In this installment on the changes Bill 106 may bring to the existing Condominium Act, we focus on the changes expected to affect how corporations adopt and disclose their yearly budgets.
Bill 106 proposes to add an entire section on corporations’ budgets. This is new as the present Condominium Act is nearly silent on this question.
If the amendments are passed, corporations’ budgets will continue to be adopted by boards and will continue to not be the subject of a vote by owners. However, boards will have more stringent timelines and disclosure obligations when dealing with their budgets. For instance, corporations will have to adopt their budget at least 30 days before the end of their fiscal year and will have to circulate it to the owners within 15 days of its adoption. More importantly, boards will not be allowed to implement their budget until it has been circulated to owners. In the event a board is to amend the budget, it will also have to provide notice of such amendments to owners.
It is interesting to note that corporations will not be allowed to go over budget on certain expenses (which have yet to be identified by regulation) unless notice is provided to owners. It is also interesting to note that Bill 106 proposes to require specific procurement processes when corporations contemplate entering into certain contracts or arrangements. The kind of contracts requiring a more stringent procurement process and the kind of process to be followed has yet to be defined by regulation.

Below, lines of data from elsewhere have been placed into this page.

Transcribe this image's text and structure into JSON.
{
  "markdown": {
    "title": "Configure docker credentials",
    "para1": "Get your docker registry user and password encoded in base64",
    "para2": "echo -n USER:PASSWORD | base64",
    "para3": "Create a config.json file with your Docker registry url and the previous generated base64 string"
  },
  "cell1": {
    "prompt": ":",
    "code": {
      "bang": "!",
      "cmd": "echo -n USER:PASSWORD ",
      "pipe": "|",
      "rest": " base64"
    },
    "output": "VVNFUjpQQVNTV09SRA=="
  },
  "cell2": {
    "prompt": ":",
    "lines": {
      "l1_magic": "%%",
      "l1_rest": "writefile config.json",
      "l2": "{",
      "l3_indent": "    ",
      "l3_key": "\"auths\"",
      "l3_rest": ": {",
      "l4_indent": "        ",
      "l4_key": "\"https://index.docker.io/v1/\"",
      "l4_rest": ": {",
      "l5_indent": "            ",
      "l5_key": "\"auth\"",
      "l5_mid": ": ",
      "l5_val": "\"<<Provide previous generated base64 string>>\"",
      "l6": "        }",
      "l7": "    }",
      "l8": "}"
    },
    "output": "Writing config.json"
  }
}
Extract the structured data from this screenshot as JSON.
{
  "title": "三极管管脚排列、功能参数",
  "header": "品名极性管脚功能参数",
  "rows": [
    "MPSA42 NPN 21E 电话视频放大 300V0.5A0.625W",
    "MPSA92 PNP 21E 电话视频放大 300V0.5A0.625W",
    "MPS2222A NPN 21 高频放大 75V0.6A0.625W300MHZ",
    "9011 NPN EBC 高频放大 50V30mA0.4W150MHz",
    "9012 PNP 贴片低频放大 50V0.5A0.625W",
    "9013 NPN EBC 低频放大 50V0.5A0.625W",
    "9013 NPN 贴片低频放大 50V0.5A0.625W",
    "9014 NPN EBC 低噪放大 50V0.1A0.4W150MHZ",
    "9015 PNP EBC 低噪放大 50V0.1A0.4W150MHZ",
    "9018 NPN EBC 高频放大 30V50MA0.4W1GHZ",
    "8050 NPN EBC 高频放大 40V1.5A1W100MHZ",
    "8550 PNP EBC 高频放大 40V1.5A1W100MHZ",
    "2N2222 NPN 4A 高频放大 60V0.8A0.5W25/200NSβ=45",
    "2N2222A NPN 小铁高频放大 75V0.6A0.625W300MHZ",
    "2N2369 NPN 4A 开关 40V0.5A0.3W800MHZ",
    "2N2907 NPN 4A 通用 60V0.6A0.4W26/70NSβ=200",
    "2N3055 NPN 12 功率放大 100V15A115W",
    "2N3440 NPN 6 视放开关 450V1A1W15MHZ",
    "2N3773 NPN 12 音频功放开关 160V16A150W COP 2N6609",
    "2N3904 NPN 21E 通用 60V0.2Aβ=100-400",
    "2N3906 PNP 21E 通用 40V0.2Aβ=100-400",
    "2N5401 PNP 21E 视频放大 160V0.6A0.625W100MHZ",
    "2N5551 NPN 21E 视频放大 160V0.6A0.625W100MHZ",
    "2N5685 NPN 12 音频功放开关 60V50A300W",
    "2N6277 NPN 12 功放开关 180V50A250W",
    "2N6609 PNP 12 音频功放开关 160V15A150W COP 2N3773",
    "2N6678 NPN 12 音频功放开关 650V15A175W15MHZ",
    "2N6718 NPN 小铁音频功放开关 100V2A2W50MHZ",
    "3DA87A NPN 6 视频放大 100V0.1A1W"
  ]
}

In our next post, we will turn our minds to some of the changes affecting how reserve funds are planned for and what they can be used for.
To read our other posts on the proposed changes to the Condominium Act, search this blog by topic (see the menu at the top of the page) and select “Amendments to the Condo Act“.